-- Opening Marker --

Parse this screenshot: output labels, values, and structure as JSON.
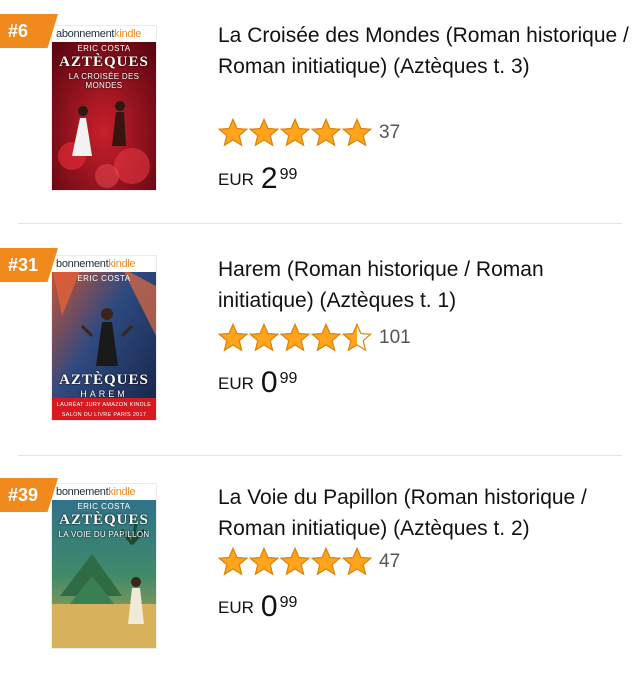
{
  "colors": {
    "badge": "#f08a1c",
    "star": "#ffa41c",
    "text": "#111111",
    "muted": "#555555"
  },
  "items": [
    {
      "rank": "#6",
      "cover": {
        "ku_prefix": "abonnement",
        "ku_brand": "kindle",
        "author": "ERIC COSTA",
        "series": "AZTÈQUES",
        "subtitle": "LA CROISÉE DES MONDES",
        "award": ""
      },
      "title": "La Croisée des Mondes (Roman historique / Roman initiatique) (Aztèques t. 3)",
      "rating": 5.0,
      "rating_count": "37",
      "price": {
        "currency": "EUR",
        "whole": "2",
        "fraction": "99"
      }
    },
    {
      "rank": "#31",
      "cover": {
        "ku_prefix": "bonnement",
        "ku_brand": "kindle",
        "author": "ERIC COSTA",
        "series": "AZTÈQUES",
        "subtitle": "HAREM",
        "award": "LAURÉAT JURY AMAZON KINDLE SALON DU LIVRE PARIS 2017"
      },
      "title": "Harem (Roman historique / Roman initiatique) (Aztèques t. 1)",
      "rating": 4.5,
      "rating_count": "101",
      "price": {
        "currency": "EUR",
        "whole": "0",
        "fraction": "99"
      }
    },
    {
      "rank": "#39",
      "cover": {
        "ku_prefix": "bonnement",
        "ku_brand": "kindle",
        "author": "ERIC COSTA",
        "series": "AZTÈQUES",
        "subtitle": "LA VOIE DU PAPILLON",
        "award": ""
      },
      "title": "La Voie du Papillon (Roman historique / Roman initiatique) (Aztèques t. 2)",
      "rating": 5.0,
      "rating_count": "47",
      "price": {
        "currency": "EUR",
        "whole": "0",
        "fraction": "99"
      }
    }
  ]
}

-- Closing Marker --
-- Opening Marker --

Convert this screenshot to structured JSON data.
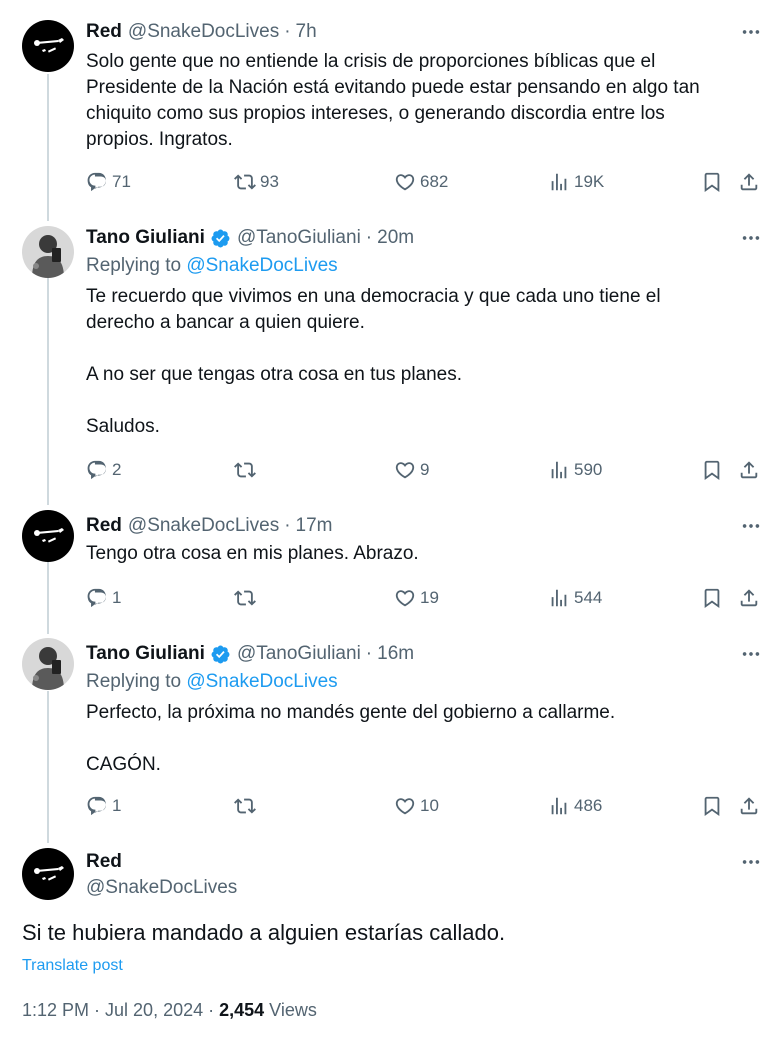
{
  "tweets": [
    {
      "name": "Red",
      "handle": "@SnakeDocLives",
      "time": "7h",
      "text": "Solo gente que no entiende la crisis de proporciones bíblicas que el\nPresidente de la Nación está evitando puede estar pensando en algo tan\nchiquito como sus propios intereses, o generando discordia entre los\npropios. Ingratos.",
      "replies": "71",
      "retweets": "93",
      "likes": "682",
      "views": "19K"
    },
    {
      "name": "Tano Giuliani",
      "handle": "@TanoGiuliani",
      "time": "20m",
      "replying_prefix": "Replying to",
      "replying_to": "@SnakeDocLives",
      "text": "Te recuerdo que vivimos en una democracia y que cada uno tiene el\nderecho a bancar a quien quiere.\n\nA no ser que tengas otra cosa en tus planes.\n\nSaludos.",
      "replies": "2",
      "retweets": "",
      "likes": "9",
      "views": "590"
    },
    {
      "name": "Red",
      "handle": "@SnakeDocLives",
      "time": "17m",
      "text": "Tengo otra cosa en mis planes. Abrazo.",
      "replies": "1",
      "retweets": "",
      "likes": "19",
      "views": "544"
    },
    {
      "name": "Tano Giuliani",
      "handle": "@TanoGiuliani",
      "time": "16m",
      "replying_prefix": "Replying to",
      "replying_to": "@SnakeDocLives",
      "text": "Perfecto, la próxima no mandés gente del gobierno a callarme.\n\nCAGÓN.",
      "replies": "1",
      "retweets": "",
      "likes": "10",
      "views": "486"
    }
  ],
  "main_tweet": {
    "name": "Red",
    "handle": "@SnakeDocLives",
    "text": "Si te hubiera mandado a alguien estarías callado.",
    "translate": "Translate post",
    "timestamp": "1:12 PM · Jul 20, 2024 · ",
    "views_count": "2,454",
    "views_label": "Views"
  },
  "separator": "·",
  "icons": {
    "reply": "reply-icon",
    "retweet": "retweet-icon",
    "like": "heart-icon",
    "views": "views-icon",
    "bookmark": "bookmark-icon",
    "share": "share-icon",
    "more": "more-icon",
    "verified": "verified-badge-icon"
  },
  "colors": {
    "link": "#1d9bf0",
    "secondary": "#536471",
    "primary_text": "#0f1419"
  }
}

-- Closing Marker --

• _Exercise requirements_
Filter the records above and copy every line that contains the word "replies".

• _Reply to the task_
      "replies": "71",
      "replies": "2",
      "replies": "1",
      "replies": "1",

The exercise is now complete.